*WORK TASK*:
The records below need to come back exactly as they are, pictures omitted.

*Excerpts from a dataset*:

* * * *

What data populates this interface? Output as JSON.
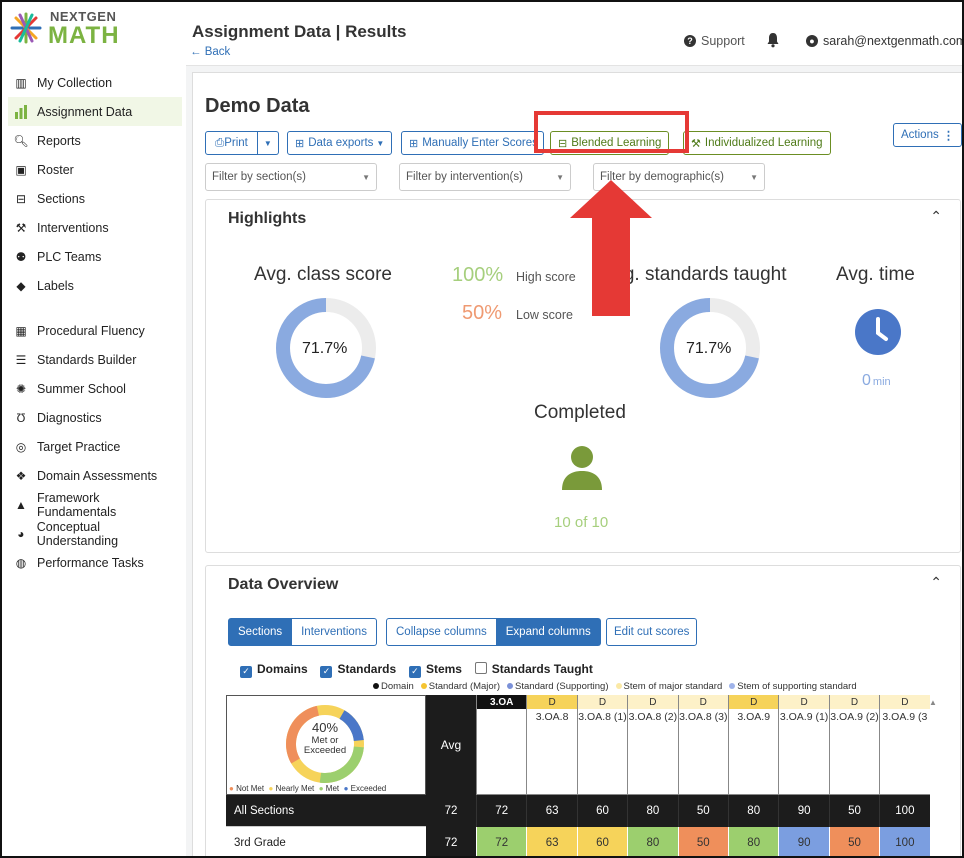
{
  "brand": {
    "top": "NEXTGEN",
    "bottom": "MATH"
  },
  "header": {
    "title": "Assignment Data | Results",
    "back": "← Back",
    "support": "Support",
    "user": "sarah@nextgenmath.com"
  },
  "sidebar": {
    "items": [
      {
        "label": "My Collection",
        "icon": "books-icon"
      },
      {
        "label": "Assignment Data",
        "icon": "bar-chart-icon"
      },
      {
        "label": "Reports",
        "icon": "magnify-icon"
      },
      {
        "label": "Roster",
        "icon": "id-card-icon"
      },
      {
        "label": "Sections",
        "icon": "sections-icon"
      },
      {
        "label": "Interventions",
        "icon": "intervention-icon"
      },
      {
        "label": "PLC Teams",
        "icon": "team-icon"
      },
      {
        "label": "Labels",
        "icon": "tag-icon"
      }
    ],
    "items2": [
      {
        "label": "Procedural Fluency",
        "icon": "grid-icon"
      },
      {
        "label": "Standards Builder",
        "icon": "list-icon"
      },
      {
        "label": "Summer School",
        "icon": "sun-icon"
      },
      {
        "label": "Diagnostics",
        "icon": "stethoscope-icon"
      },
      {
        "label": "Target Practice",
        "icon": "target-icon"
      },
      {
        "label": "Domain Assessments",
        "icon": "cubes-icon"
      },
      {
        "label": "Framework Fundamentals",
        "icon": "pyramid-icon"
      },
      {
        "label": "Conceptual Understanding",
        "icon": "brain-icon"
      },
      {
        "label": "Performance Tasks",
        "icon": "globe-icon"
      }
    ]
  },
  "main": {
    "title": "Demo Data",
    "toolbar": {
      "print": "Print",
      "data_exports": "Data exports",
      "manually_enter": "Manually Enter Scores",
      "blended": "Blended Learning",
      "individualized": "Individualized Learning",
      "actions": "Actions"
    },
    "filters": {
      "section": "Filter by section(s)",
      "intervention": "Filter by intervention(s)",
      "demographic": "Filter by demographic(s)"
    }
  },
  "highlights": {
    "title": "Highlights",
    "avg_class_score": {
      "label": "Avg. class score",
      "value": "71.7%",
      "fraction": 0.717
    },
    "high": {
      "pct": "100%",
      "label": "High score"
    },
    "low": {
      "pct": "50%",
      "label": "Low score"
    },
    "avg_standards": {
      "label": "Avg. standards taught",
      "value": "71.7%",
      "fraction": 0.717
    },
    "avg_time": {
      "label": "Avg. time",
      "value": "0",
      "unit": "min"
    },
    "completed": {
      "label": "Completed",
      "value": "10 of 10"
    }
  },
  "overview": {
    "title": "Data Overview",
    "group_tabs": [
      "Sections",
      "Interventions"
    ],
    "column_tabs": [
      "Collapse columns",
      "Expand columns"
    ],
    "edit_cut": "Edit cut scores",
    "checkboxes": [
      {
        "label": "Domains",
        "checked": true
      },
      {
        "label": "Standards",
        "checked": true
      },
      {
        "label": "Stems",
        "checked": true
      },
      {
        "label": "Standards Taught",
        "checked": false
      }
    ],
    "key": [
      {
        "label": "Domain",
        "color": "#111111"
      },
      {
        "label": "Standard (Major)",
        "color": "#f5c431"
      },
      {
        "label": "Standard (Supporting)",
        "color": "#7b91d8"
      },
      {
        "label": "Stem of major standard",
        "color": "#fbe9a6"
      },
      {
        "label": "Stem of supporting standard",
        "color": "#9fb3ea"
      }
    ],
    "donut": {
      "pct": "40%",
      "line1": "Met or",
      "line2": "Exceeded",
      "legend": [
        "Not Met",
        "Nearly Met",
        "Met",
        "Exceeded"
      ]
    },
    "avg_header": "Avg",
    "columns": [
      {
        "code": "3.OA",
        "tag": "",
        "label": "",
        "head": "#111111"
      },
      {
        "code": "",
        "tag": "D",
        "label": "3.OA.8",
        "head": "#f6d35a"
      },
      {
        "code": "",
        "tag": "D",
        "label": "3.OA.8 (1)",
        "head": "#fdf1c8"
      },
      {
        "code": "",
        "tag": "D",
        "label": "3.OA.8 (2)",
        "head": "#fdf1c8"
      },
      {
        "code": "",
        "tag": "D",
        "label": "3.OA.8 (3)",
        "head": "#fdf1c8"
      },
      {
        "code": "",
        "tag": "D",
        "label": "3.OA.9",
        "head": "#f6d35a"
      },
      {
        "code": "",
        "tag": "D",
        "label": "3.OA.9 (1)",
        "head": "#fdf1c8"
      },
      {
        "code": "",
        "tag": "D",
        "label": "3.OA.9 (2)",
        "head": "#fdf1c8"
      },
      {
        "code": "",
        "tag": "D",
        "label": "3.OA.9 (3",
        "head": "#fdf1c8"
      }
    ],
    "rows": [
      {
        "label": "All Sections",
        "avg": "72",
        "values": [
          "72",
          "63",
          "60",
          "80",
          "50",
          "80",
          "90",
          "50",
          "100"
        ],
        "dark": true
      },
      {
        "label": "3rd Grade",
        "avg": "72",
        "values": [
          "72",
          "63",
          "60",
          "80",
          "50",
          "80",
          "90",
          "50",
          "100"
        ],
        "dark": false,
        "colors": [
          "#9ccf6e",
          "#f6d35a",
          "#f6d35a",
          "#9ccf6e",
          "#ef8f5b",
          "#9ccf6e",
          "#7b9ee0",
          "#ef8f5b",
          "#7b9ee0"
        ]
      }
    ]
  },
  "colors": {
    "accent": "#2f6fb6",
    "green": "#7cb342",
    "red": "#e53935",
    "donut": "#8aaae0"
  }
}
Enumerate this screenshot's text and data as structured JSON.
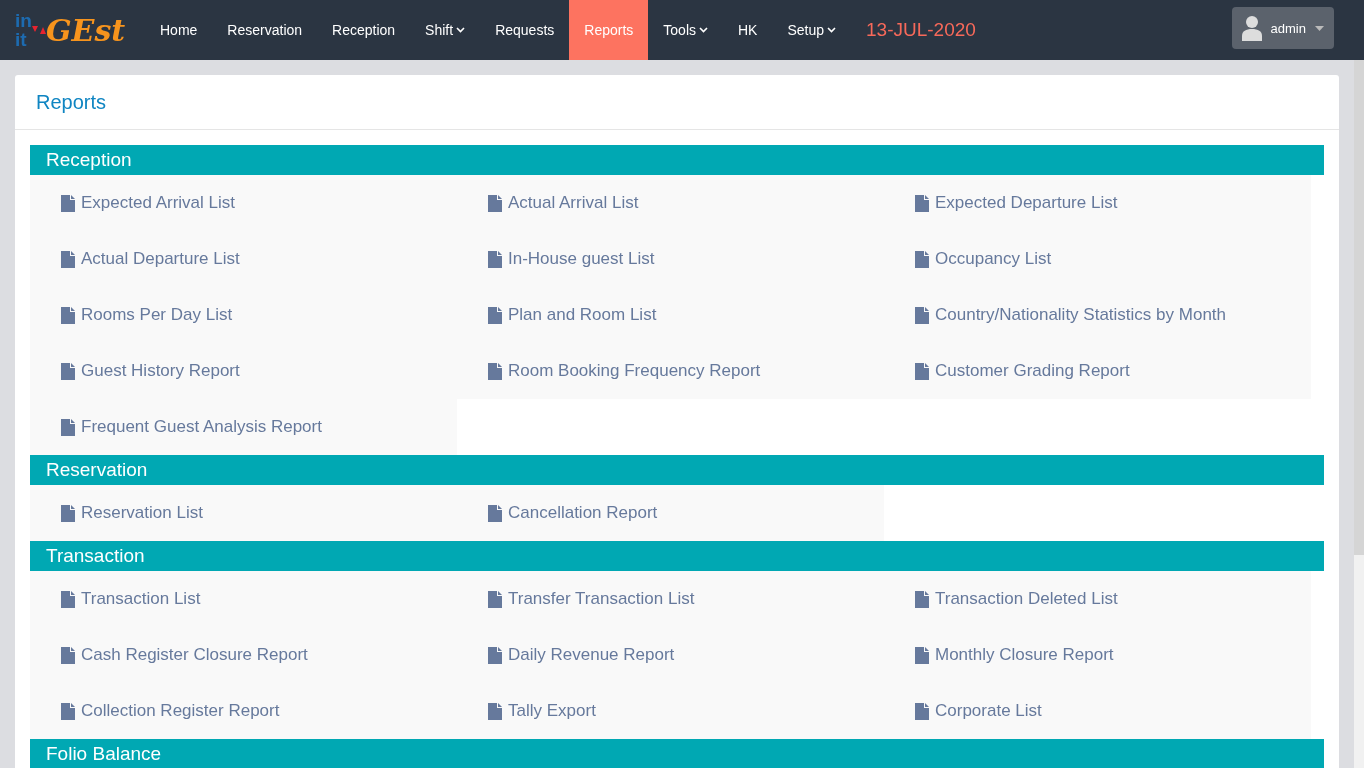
{
  "logo": {
    "top": "in",
    "bottom": "it",
    "name": "GEst"
  },
  "nav": [
    {
      "label": "Home",
      "selected": false,
      "dropdown": false
    },
    {
      "label": "Reservation",
      "selected": false,
      "dropdown": false
    },
    {
      "label": "Reception",
      "selected": false,
      "dropdown": false
    },
    {
      "label": "Shift",
      "selected": false,
      "dropdown": true
    },
    {
      "label": "Requests",
      "selected": false,
      "dropdown": false
    },
    {
      "label": "Reports",
      "selected": true,
      "dropdown": false
    },
    {
      "label": "Tools",
      "selected": false,
      "dropdown": true
    },
    {
      "label": "HK",
      "selected": false,
      "dropdown": false
    },
    {
      "label": "Setup",
      "selected": false,
      "dropdown": true
    }
  ],
  "date": "13-JUL-2020",
  "user": {
    "name": "admin"
  },
  "page_title": "Reports",
  "sections": [
    {
      "title": "Reception",
      "items": [
        "Expected Arrival List",
        "Actual Arrival List",
        "Expected Departure List",
        "Actual Departure List",
        "In-House guest List",
        "Occupancy List",
        "Rooms Per Day List",
        "Plan and Room List",
        "Country/Nationality Statistics by Month",
        "Guest History Report",
        "Room Booking Frequency Report",
        "Customer Grading Report",
        "Frequent Guest Analysis Report"
      ]
    },
    {
      "title": "Reservation",
      "items": [
        "Reservation List",
        "Cancellation Report"
      ]
    },
    {
      "title": "Transaction",
      "items": [
        "Transaction List",
        "Transfer Transaction List",
        "Transaction Deleted List",
        "Cash Register Closure Report",
        "Daily Revenue Report",
        "Monthly Closure Report",
        "Collection Register Report",
        "Tally Export",
        "Corporate List"
      ]
    },
    {
      "title": "Folio Balance"
    }
  ]
}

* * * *

*SOLUTION FOR THIS TASK*:
What data populates this interface? Output as JSON.
{
  "brand": {
    "top": "NEXTGEN",
    "bottom": "MATH"
  },
  "header": {
    "title": "Assignment Data | Results",
    "back": "← Back",
    "support": "Support",
    "user": "sarah@nextgenmath.com"
  },
  "sidebar": {
    "items": [
      {
        "label": "My Collection",
        "icon": "books-icon"
      },
      {
        "label": "Assignment Data",
        "icon": "bar-chart-icon"
      },
      {
        "label": "Reports",
        "icon": "magnify-icon"
      },
      {
        "label": "Roster",
        "icon": "id-card-icon"
      },
      {
        "label": "Sections",
        "icon": "sections-icon"
      },
      {
        "label": "Interventions",
        "icon": "intervention-icon"
      },
      {
        "label": "PLC Teams",
        "icon": "team-icon"
      },
      {
        "label": "Labels",
        "icon": "tag-icon"
      }
    ],
    "items2": [
      {
        "label": "Procedural Fluency",
        "icon": "grid-icon"
      },
      {
        "label": "Standards Builder",
        "icon": "list-icon"
      },
      {
        "label": "Summer School",
        "icon": "sun-icon"
      },
      {
        "label": "Diagnostics",
        "icon": "stethoscope-icon"
      },
      {
        "label": "Target Practice",
        "icon": "target-icon"
      },
      {
        "label": "Domain Assessments",
        "icon": "cubes-icon"
      },
      {
        "label": "Framework Fundamentals",
        "icon": "pyramid-icon"
      },
      {
        "label": "Conceptual Understanding",
        "icon": "brain-icon"
      },
      {
        "label": "Performance Tasks",
        "icon": "globe-icon"
      }
    ]
  },
  "main": {
    "title": "Demo Data",
    "toolbar": {
      "print": "Print",
      "data_exports": "Data exports",
      "manually_enter": "Manually Enter Scores",
      "blended": "Blended Learning",
      "individualized": "Individualized Learning",
      "actions": "Actions"
    },
    "filters": {
      "section": "Filter by section(s)",
      "intervention": "Filter by intervention(s)",
      "demographic": "Filter by demographic(s)"
    }
  },
  "highlights": {
    "title": "Highlights",
    "avg_class_score": {
      "label": "Avg. class score",
      "value": "71.7%",
      "fraction": 0.717
    },
    "high": {
      "pct": "100%",
      "label": "High score"
    },
    "low": {
      "pct": "50%",
      "label": "Low score"
    },
    "avg_standards": {
      "label": "Avg. standards taught",
      "value": "71.7%",
      "fraction": 0.717
    },
    "avg_time": {
      "label": "Avg. time",
      "value": "0",
      "unit": "min"
    },
    "completed": {
      "label": "Completed",
      "value": "10 of 10"
    }
  },
  "overview": {
    "title": "Data Overview",
    "group_tabs": [
      "Sections",
      "Interventions"
    ],
    "column_tabs": [
      "Collapse columns",
      "Expand columns"
    ],
    "edit_cut": "Edit cut scores",
    "checkboxes": [
      {
        "label": "Domains",
        "checked": true
      },
      {
        "label": "Standards",
        "checked": true
      },
      {
        "label": "Stems",
        "checked": true
      },
      {
        "label": "Standards Taught",
        "checked": false
      }
    ],
    "key": [
      {
        "label": "Domain",
        "color": "#111111"
      },
      {
        "label": "Standard (Major)",
        "color": "#f5c431"
      },
      {
        "label": "Standard (Supporting)",
        "color": "#7b91d8"
      },
      {
        "label": "Stem of major standard",
        "color": "#fbe9a6"
      },
      {
        "label": "Stem of supporting standard",
        "color": "#9fb3ea"
      }
    ],
    "donut": {
      "pct": "40%",
      "line1": "Met or",
      "line2": "Exceeded",
      "legend": [
        "Not Met",
        "Nearly Met",
        "Met",
        "Exceeded"
      ]
    },
    "avg_header": "Avg",
    "columns": [
      {
        "code": "3.OA",
        "tag": "",
        "label": "",
        "head": "#111111"
      },
      {
        "code": "",
        "tag": "D",
        "label": "3.OA.8",
        "head": "#f6d35a"
      },
      {
        "code": "",
        "tag": "D",
        "label": "3.OA.8 (1)",
        "head": "#fdf1c8"
      },
      {
        "code": "",
        "tag": "D",
        "label": "3.OA.8 (2)",
        "head": "#fdf1c8"
      },
      {
        "code": "",
        "tag": "D",
        "label": "3.OA.8 (3)",
        "head": "#fdf1c8"
      },
      {
        "code": "",
        "tag": "D",
        "label": "3.OA.9",
        "head": "#f6d35a"
      },
      {
        "code": "",
        "tag": "D",
        "label": "3.OA.9 (1)",
        "head": "#fdf1c8"
      },
      {
        "code": "",
        "tag": "D",
        "label": "3.OA.9 (2)",
        "head": "#fdf1c8"
      },
      {
        "code": "",
        "tag": "D",
        "label": "3.OA.9 (3",
        "head": "#fdf1c8"
      }
    ],
    "rows": [
      {
        "label": "All Sections",
        "avg": "72",
        "values": [
          "72",
          "63",
          "60",
          "80",
          "50",
          "80",
          "90",
          "50",
          "100"
        ],
        "dark": true
      },
      {
        "label": "3rd Grade",
        "avg": "72",
        "values": [
          "72",
          "63",
          "60",
          "80",
          "50",
          "80",
          "90",
          "50",
          "100"
        ],
        "dark": false,
        "colors": [
          "#9ccf6e",
          "#f6d35a",
          "#f6d35a",
          "#9ccf6e",
          "#ef8f5b",
          "#9ccf6e",
          "#7b9ee0",
          "#ef8f5b",
          "#7b9ee0"
        ]
      }
    ]
  },
  "colors": {
    "accent": "#2f6fb6",
    "green": "#7cb342",
    "red": "#e53935",
    "donut": "#8aaae0"
  }
}
Enumerate this screenshot's text and data as structured JSON.
{
  "logo": {
    "top": "in",
    "bottom": "it",
    "name": "GEst"
  },
  "nav": [
    {
      "label": "Home",
      "selected": false,
      "dropdown": false
    },
    {
      "label": "Reservation",
      "selected": false,
      "dropdown": false
    },
    {
      "label": "Reception",
      "selected": false,
      "dropdown": false
    },
    {
      "label": "Shift",
      "selected": false,
      "dropdown": true
    },
    {
      "label": "Requests",
      "selected": false,
      "dropdown": false
    },
    {
      "label": "Reports",
      "selected": true,
      "dropdown": false
    },
    {
      "label": "Tools",
      "selected": false,
      "dropdown": true
    },
    {
      "label": "HK",
      "selected": false,
      "dropdown": false
    },
    {
      "label": "Setup",
      "selected": false,
      "dropdown": true
    }
  ],
  "date": "13-JUL-2020",
  "user": {
    "name": "admin"
  },
  "page_title": "Reports",
  "sections": [
    {
      "title": "Reception",
      "items": [
        "Expected Arrival List",
        "Actual Arrival List",
        "Expected Departure List",
        "Actual Departure List",
        "In-House guest List",
        "Occupancy List",
        "Rooms Per Day List",
        "Plan and Room List",
        "Country/Nationality Statistics by Month",
        "Guest History Report",
        "Room Booking Frequency Report",
        "Customer Grading Report",
        "Frequent Guest Analysis Report"
      ]
    },
    {
      "title": "Reservation",
      "items": [
        "Reservation List",
        "Cancellation Report"
      ]
    },
    {
      "title": "Transaction",
      "items": [
        "Transaction List",
        "Transfer Transaction List",
        "Transaction Deleted List",
        "Cash Register Closure Report",
        "Daily Revenue Report",
        "Monthly Closure Report",
        "Collection Register Report",
        "Tally Export",
        "Corporate List"
      ]
    },
    {
      "title": "Folio Balance"
    }
  ]
}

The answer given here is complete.